Backtracking about their statement regarding microtransactions, EA is. First, let's rewind to late June of last year when Stephen Totilo interviewed Peter Moore, COO of EA.
Kotaku: "How do you balance the effectiveness of any microtransaction-based game design or business model with the anxiety a gamer might feel that they're being nickel and dimed?" Moore: "I think, ultimately, those microtransactions will be in every game, but the game itself or the access to the game will be free. Ultimately, my goal is... I measure our business in millions of people have bought our game. Maybe when I'm retired, as this industry progresses, hundreds of millions are playing the games. Zero bought it. Hundreds of millions are playing. We're getting 5 cents, 6 cents ARPU [average revenue per user] a day out of these people. The great majority will never pay us a penny which is perfectly fine with us, but they add to the eco-system and the people who do pay money—the whales as they are affectionately referred to—to use a Las Vegas term, love it because to be number one of a game that like 55 million people playing is a big deal."

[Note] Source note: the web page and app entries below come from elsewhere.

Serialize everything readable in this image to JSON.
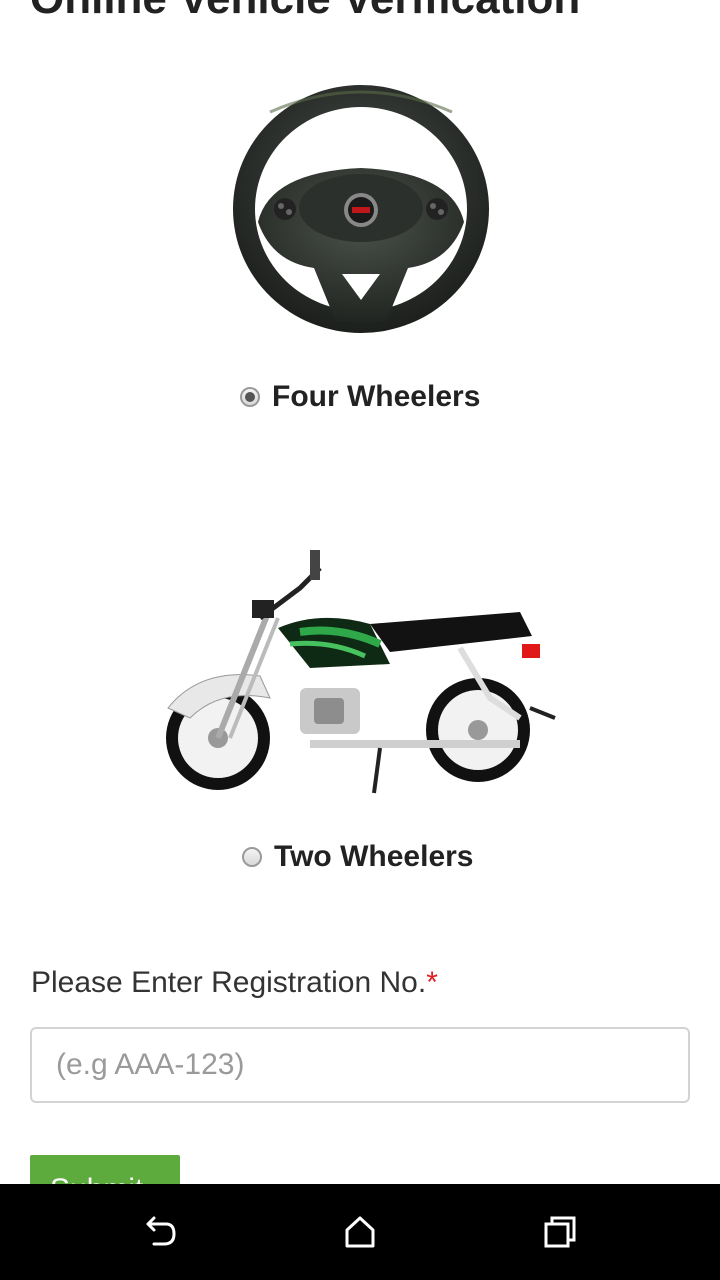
{
  "page": {
    "title": "Online Vehicle Verification"
  },
  "vehicle_options": [
    {
      "label": "Four Wheelers",
      "selected": true,
      "image": "steering-wheel"
    },
    {
      "label": "Two Wheelers",
      "selected": false,
      "image": "motorcycle"
    }
  ],
  "form": {
    "label": "Please Enter Registration No.",
    "required_mark": "*",
    "placeholder": "(e.g AAA-123)",
    "value": "",
    "submit_label": "Submit"
  },
  "navbar": {
    "icons": [
      "back-icon",
      "home-icon",
      "recent-apps-icon"
    ]
  },
  "colors": {
    "submit_bg": "#5cab3c",
    "required": "#e02020",
    "navbar_bg": "#000000"
  }
}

And just last week, CFO of EA Blake Jorgensen stated, and this is quoted from Gamasutra, that "EA is now looking to incorporate in-app purchases into all its games, 'either to get to a higher level to buy a new character, to buy a truck, a gun, whatever it might be.'" Now Jorgensen is backtracking.
"I made a statement in the conference along the lines of 'We'll have microtransactions in our games,' and the community read that to be 'all games,' and that's really not true. All of our mobile games will have microtransactions in them, because almost all of our mobile games are going to a world where its play-for-free." "You're going to see extensions off of products like Battlefield Premium which are simply not microtransactions. They are premium services, or additional add-on products or download that we're doing... it is essentially an extension of the gameplay that allows someone to take a game that they might have played for a thousand hours, and play it for two thousand hours. We want to ensure that consumers are getting value."I'm not a fan of microtransactions unless they're done correctly. For example, if that means I have the choice of working just a little harder to find ammo or the choice of coughing up an IRL dollar to have it magically and immediately placed into my inventory, then whatever. That doesn't bother me. I think that's a perfect example of non-intrusive microtransactions, as I don't need to pay to find extra ammo. I just have to work a little harder to find it. Now, if the game were so blatantly tailored for microtransactions that I had to purchase additional ammo in order to proceed I'd have a problem. If I feel like I'm being deprived of an in-game experience ("Pay two dollars to gain access to this room! It's just like every other room, but slightly cooler!") OR, like I said above, if the game is blatantly tailored for microtransactions and I'm forced to pay for convenience ("Pay five dollars to receive the only weapon that will give you a fighting chance against the final boss!"), I'm not a happy Britt. I suppose there's a fine line between "acceptable" microtransactions and "annoying" microtransactions, and obviously every opinion is different depending on who you talk to. So, I'd like to know what you think about microtransactions. Are you all for 'em? Against them? Does it depend on what's being offered? Also, you should read this if you have a moment: Real Racing 3 infuriates with $500 of microtransactions. Yeah, it's pretty brutal.